Te Tai Tokerau Iwi Chief Executives' Consortium representative Rangimarie Price says the Maori economy is suffering from "arrested development".

It is time Maori "changed the story", Ms Price told the Te Tai Tokerau Regional Economic Development Hui in Kerikeri this week.

The perception of negative Maori statistics and outcomes "is not really a narrative of who we want to be but of the challenges we face", she said.

"The new pathology will be: it is normal to be Maori, healthy, prosperous, educated and connected. That is not the story most people hear today."


In reality, Maori had "a developing economy within a developed economy" and "business as usual" models were not working, she said.

The solution to overcoming "arrested development" lay in creating development models based on he tangata, he whenua and he oranga - the people, their assets and their well-being, Ms Price said.

Ngai Takoto Runanga chief executive Rangitane Marsden spoke about the sustainable use of post-Waitangi Treaty settlements - which were "opportunities on a massive scale".

Maori were the economy until 1840; owning mills, farms, ships, export and import industries, and working in collective models, Mr Marsden said.

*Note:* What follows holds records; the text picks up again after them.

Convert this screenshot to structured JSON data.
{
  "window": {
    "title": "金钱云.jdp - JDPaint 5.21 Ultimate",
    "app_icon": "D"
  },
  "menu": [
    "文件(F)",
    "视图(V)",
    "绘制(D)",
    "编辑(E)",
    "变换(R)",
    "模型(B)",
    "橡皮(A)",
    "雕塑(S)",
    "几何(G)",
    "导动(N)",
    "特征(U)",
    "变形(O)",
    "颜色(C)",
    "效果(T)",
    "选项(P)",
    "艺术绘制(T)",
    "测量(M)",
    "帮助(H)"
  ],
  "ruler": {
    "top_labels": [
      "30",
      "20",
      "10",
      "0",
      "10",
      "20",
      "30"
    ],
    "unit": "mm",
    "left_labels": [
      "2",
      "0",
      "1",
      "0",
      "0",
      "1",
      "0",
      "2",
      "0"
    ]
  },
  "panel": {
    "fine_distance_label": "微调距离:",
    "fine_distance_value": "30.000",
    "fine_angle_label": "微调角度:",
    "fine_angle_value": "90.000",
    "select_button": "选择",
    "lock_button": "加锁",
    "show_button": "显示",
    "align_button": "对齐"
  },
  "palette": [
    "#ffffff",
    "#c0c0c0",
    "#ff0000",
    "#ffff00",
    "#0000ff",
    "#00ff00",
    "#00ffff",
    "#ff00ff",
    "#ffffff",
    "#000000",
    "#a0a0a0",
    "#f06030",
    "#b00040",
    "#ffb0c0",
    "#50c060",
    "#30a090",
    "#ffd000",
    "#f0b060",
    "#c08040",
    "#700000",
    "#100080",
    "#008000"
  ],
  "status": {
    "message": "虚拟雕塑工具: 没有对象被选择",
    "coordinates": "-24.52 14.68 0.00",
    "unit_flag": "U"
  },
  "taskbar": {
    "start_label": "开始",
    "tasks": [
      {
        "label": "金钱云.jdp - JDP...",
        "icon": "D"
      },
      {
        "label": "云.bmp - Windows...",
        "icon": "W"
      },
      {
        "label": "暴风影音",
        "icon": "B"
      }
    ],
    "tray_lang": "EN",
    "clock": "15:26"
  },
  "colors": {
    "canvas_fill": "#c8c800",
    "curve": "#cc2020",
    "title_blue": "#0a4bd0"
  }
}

Sixty years ago, Maori assets had dwindled to very little but today included land, farms, forestry, tourism and property, he said.

"We need to get over ourselves and talk about collaboration ... Individually we are not going to be economic powerhouses but collectively we can be."

Mr Marsden cited "te hiku" models where primary industries, such as farming, were controlled by the iwi landowners. Iwi should no longer just be owners leasing their land to others but needed to create "effective partnerships where we're on an even footing", he said.

Iwi needed to take control from grassroots stock to processing, branding, marketing and exporting the product. That meant investing in the value-added end products, as well as research and development along the way - tapping into the science of the tree, as well as growing it, Mr Marsden said.

"How do we broker the conversation between Maori and non-Maori about the emerging economy?"

He said some people would be uncomfortable about the "way of the future".

"It doesn't have to be seen as threatening or frightening, but (Waitangi Treaty) settlements and the investment of them should have the ability to grow Northland's economy."